Dangerous HighlanderAuthor: Donna Grant
Book Name: Dangerous Highlander
Series: Dark Sword
Order: #1
Genre: Fantasy/Historical Romance
Rating:  Good
3+stars

 

Blurb: The bold and passionate Lucan MacLeod—one of three brothers cursed by dark magic for eternity—is driven by desire for the one woman he dare not let himself possess…

He is magnificently strong—and dangerously seductive. One of the fiercest of his clan, Lucan MacLeod is a legend among warriors, inspiring fear in man and woman alike. For three hundred years, he has locked himself away from the world, hiding the vengeful god imprisoned in his soul. But then, a young lass caught in a raging storm awakens his deepest impulses…and darkest desires.

Cara doesn’t believe the rumors about the MacLeod castle—until the majestic Highland warrior appears like a fiery vision in the storm, pulling her into his powerful arms, and into his world of magic and Druids.
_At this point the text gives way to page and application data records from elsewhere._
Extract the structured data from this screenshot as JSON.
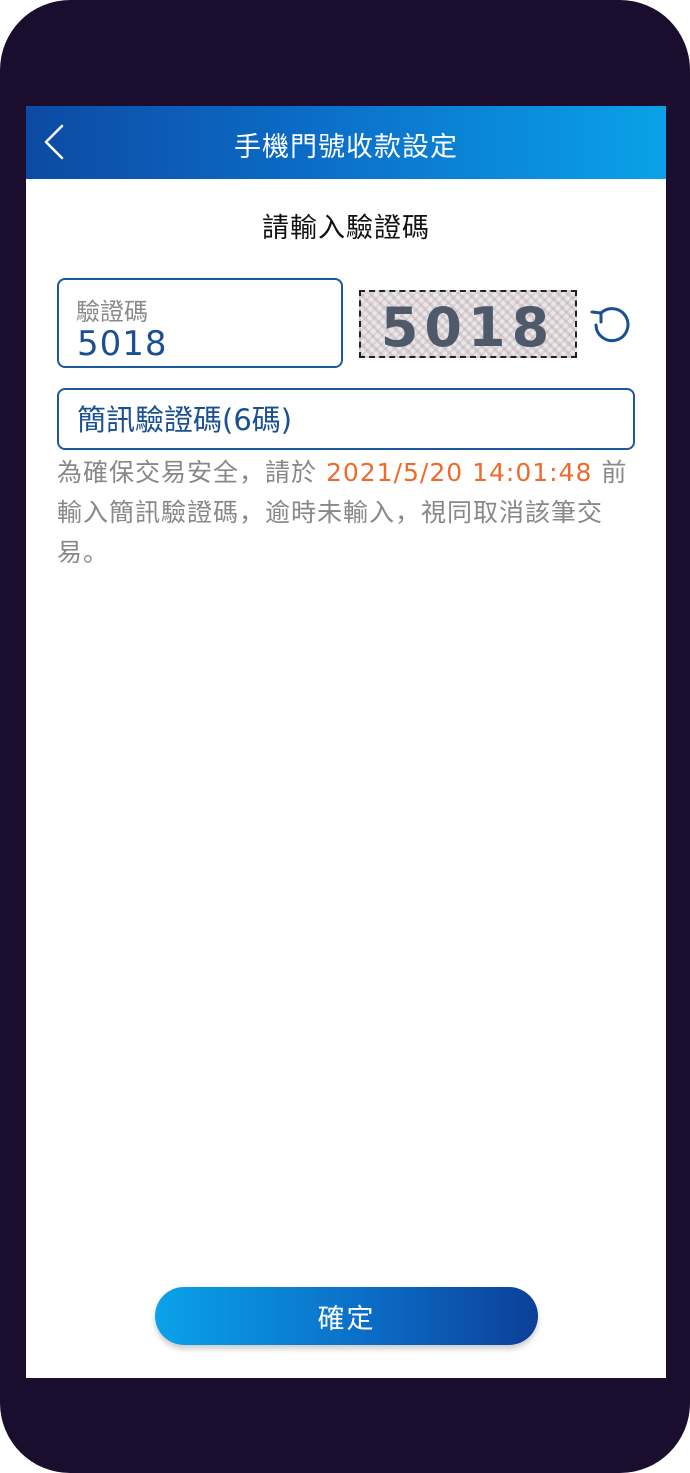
{
  "header": {
    "title": "手機門號收款設定",
    "back_icon": "chevron-left-icon"
  },
  "page": {
    "title": "請輸入驗證碼"
  },
  "captcha": {
    "label": "驗證碼",
    "value": "5018",
    "image_text": "5018",
    "refresh_icon": "refresh-icon"
  },
  "sms": {
    "placeholder": "簡訊驗證碼(6碼)",
    "value": ""
  },
  "notice": {
    "prefix": "為確保交易安全，請於 ",
    "deadline": "2021/5/20 14:01:48",
    "suffix": " 前輸入簡訊驗證碼，逾時未輸入，視同取消該筆交易。"
  },
  "actions": {
    "confirm_label": "確定"
  },
  "colors": {
    "accent": "#1a4f91",
    "header_gradient_start": "#0c4aa3",
    "header_gradient_end": "#0aa2e8",
    "deadline": "#ef6a2c",
    "frame": "#1b0d2d"
  }
}
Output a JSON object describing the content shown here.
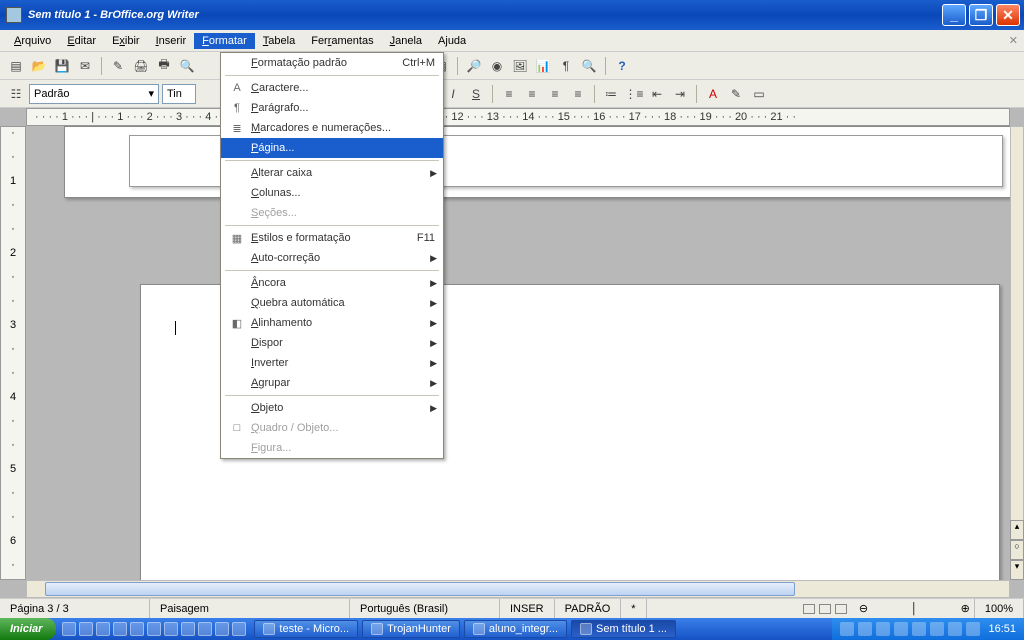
{
  "window": {
    "title": "Sem título 1 - BrOffice.org Writer"
  },
  "menubar": {
    "items": [
      "Arquivo",
      "Editar",
      "Exibir",
      "Inserir",
      "Formatar",
      "Tabela",
      "Ferramentas",
      "Janela",
      "Ajuda"
    ],
    "underline_index": [
      0,
      0,
      1,
      0,
      0,
      0,
      3,
      0,
      1
    ],
    "active_index": 4
  },
  "toolbar1": {
    "style_select": "Padrão",
    "font_select": "Tin"
  },
  "format_menu": {
    "items": [
      {
        "label": "Formatação padrão",
        "shortcut": "Ctrl+M",
        "icon": ""
      },
      {
        "sep": true
      },
      {
        "label": "Caractere...",
        "icon": "A"
      },
      {
        "label": "Parágrafo...",
        "icon": "¶"
      },
      {
        "label": "Marcadores e numerações...",
        "icon": "≣"
      },
      {
        "label": "Página...",
        "highlight": true
      },
      {
        "sep": true
      },
      {
        "label": "Alterar caixa",
        "submenu": true
      },
      {
        "label": "Colunas..."
      },
      {
        "label": "Seções...",
        "disabled": true
      },
      {
        "sep": true
      },
      {
        "label": "Estilos e formatação",
        "shortcut": "F11",
        "icon": "▦"
      },
      {
        "label": "Auto-correção",
        "submenu": true
      },
      {
        "sep": true
      },
      {
        "label": "Âncora",
        "submenu": true
      },
      {
        "label": "Quebra automática",
        "submenu": true
      },
      {
        "label": "Alinhamento",
        "submenu": true,
        "icon": "◧"
      },
      {
        "label": "Dispor",
        "submenu": true
      },
      {
        "label": "Inverter",
        "submenu": true
      },
      {
        "label": "Agrupar",
        "submenu": true
      },
      {
        "sep": true
      },
      {
        "label": "Objeto",
        "submenu": true
      },
      {
        "label": "Quadro / Objeto...",
        "disabled": true,
        "icon": "□"
      },
      {
        "label": "Figura...",
        "disabled": true
      }
    ]
  },
  "ruler_text": "· · · · 1 · · · | · · · 1 · · · 2 · · · 3 · · · 4 · · · 5 · · · 6 · · · 7 · · · 8 · · · 9 · · · 10 · · · 11 · · · 12 · · · 13 · · · 14 · · · 15 · · · 16 · · · 17 · · · 18 · · · 19 · · · 20 · · · 21 · ·",
  "vruler_text": [
    "·",
    "·",
    "1",
    "·",
    "·",
    "2",
    "·",
    "·",
    "3",
    "·",
    "·",
    "4",
    "·",
    "·",
    "5",
    "·",
    "·",
    "6",
    "·"
  ],
  "statusbar": {
    "page": "Página 3 / 3",
    "paper": "Paisagem",
    "lang": "Português (Brasil)",
    "insert": "INSER",
    "mode": "PADRÃO",
    "marker": "*",
    "zoom": "100%"
  },
  "taskbar": {
    "start": "Iniciar",
    "tasks": [
      {
        "label": "teste - Micro..."
      },
      {
        "label": "TrojanHunter"
      },
      {
        "label": "aluno_integr..."
      },
      {
        "label": "Sem título 1 ...",
        "active": true
      }
    ],
    "clock": "16:51"
  }
}
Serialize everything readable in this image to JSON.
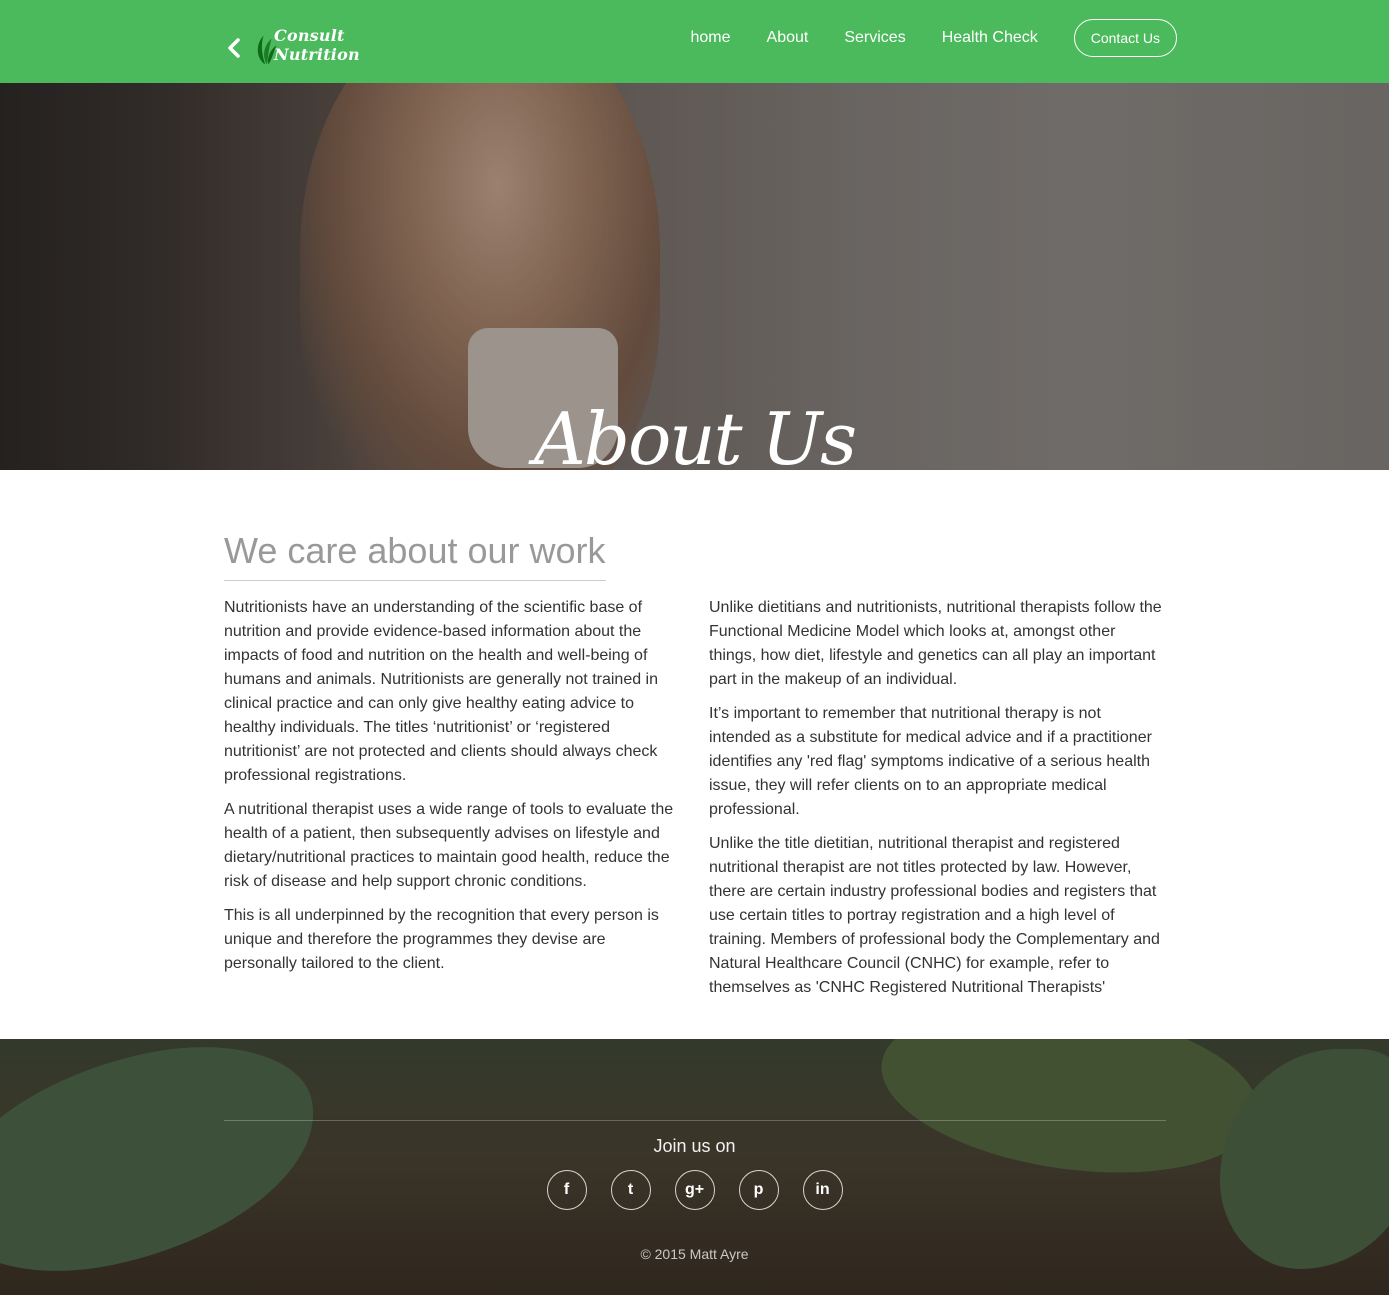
{
  "header": {
    "brand": "Consult Nutrition",
    "nav": [
      "home",
      "About",
      "Services",
      "Health Check"
    ],
    "contact_label": "Contact Us"
  },
  "hero": {
    "title": "About Us"
  },
  "about": {
    "heading": "We care about our work",
    "left_paragraphs": [
      "Nutritionists have an understanding of the scientific base of nutrition and provide evidence-based information about the impacts of food and nutrition on the health and well-being of humans and animals. Nutritionists are generally not trained in clinical practice and can only give healthy eating advice to healthy individuals. The titles ‘nutritionist’ or ‘registered nutritionist’ are not protected and clients should always check professional registrations.",
      "A nutritional therapist uses a wide range of tools to evaluate the health of a patient, then subsequently advises on lifestyle and dietary/nutritional practices to maintain good health, reduce the risk of disease and help support chronic conditions.",
      "This is all underpinned by the recognition that every person is unique and therefore the programmes they devise are personally tailored to the client."
    ],
    "right_paragraphs": [
      "Unlike dietitians and nutritionists, nutritional therapists follow the Functional Medicine Model which looks at, amongst other things, how diet, lifestyle and genetics can all play an important part in the makeup of an individual.",
      "It’s important to remember that nutritional therapy is not intended as a substitute for medical advice and if a practitioner identifies any 'red flag' symptoms indicative of a serious health issue, they will refer clients on to an appropriate medical professional.",
      "Unlike the title dietitian, nutritional therapist and registered nutritional therapist are not titles protected by law. However, there are certain industry professional bodies and registers that use certain titles to portray registration and a high level of training. Members of professional body the Complementary and Natural Healthcare Council (CNHC) for example, refer to themselves as 'CNHC Registered Nutritional Therapists'"
    ]
  },
  "footer": {
    "join_title": "Join us on",
    "social_icons": [
      "facebook-icon",
      "twitter-icon",
      "google-plus-icon",
      "pinterest-icon",
      "linkedin-icon"
    ],
    "social_glyphs": [
      "f",
      "t",
      "g+",
      "p",
      "in"
    ],
    "copyright": "© 2015 Matt Ayre"
  },
  "colors": {
    "header_green": "#4bba5c",
    "heading_gray": "#999999",
    "body_text": "#333333"
  }
}
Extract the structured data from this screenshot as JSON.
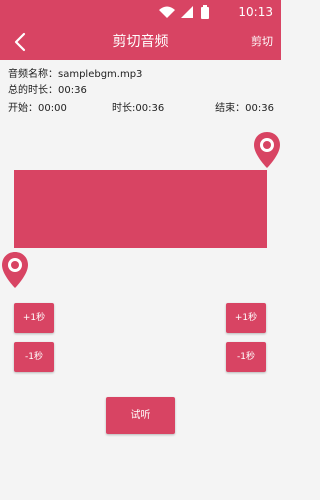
{
  "statusbar": {
    "time": "10:13"
  },
  "toolbar": {
    "title": "剪切音频",
    "action_label": "剪切"
  },
  "info": {
    "name_label": "音频名称：",
    "name_value": "samplebgm.mp3",
    "total_label": "总的时长：",
    "total_value": "00:36",
    "start_label": "开始：",
    "start_value": "00:00",
    "length_label": "时长:",
    "length_value": "00:36",
    "end_label": "结束：",
    "end_value": "00:36"
  },
  "controls": {
    "left_plus": "+1秒",
    "left_minus": "-1秒",
    "right_plus": "+1秒",
    "right_minus": "-1秒",
    "try_listen": "试听"
  },
  "colors": {
    "accent": "#d84463"
  },
  "icons": [
    "back-arrow-icon",
    "location-pin-icon",
    "wifi-icon",
    "battery-icon",
    "signal-icon"
  ]
}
An epic war between good and evil is brewing. And Lucan must battle his all-consuming attraction for Cara—or surrender to the flames of a reckless, impossible love that threatens to destroy them both…

Review: This has the look and feel of the standard historical romance with the slight paranormal twist.  Sadly, that twist is, at its base, so very similar to another series that I read a few years ago.  For me, because I read that other series first, and liked it, it was hard to get over feeling like it was that same thing with some basic differences.

I did enjoy the story on its own and the characters were very well done.  Cara pushes the helpless boundaries, but doesn’t cross them as she does end up learning to fight for herself.

I wasn’t all that jazzed about the fact that it was glossed over about the fact that Cara was mortal and Lucan wasn’t.  It was definitely discussed, but in the end, while they get their HEA, there is no explanation as to if or how that issue is overcome.  It is possible that it will be addressed in later books, but I just didn’t really like that it was an issue that was left hanging.

This was a good story that probably could have gotten a 4 star rating if I wasn’t so stuck on similarities to another series.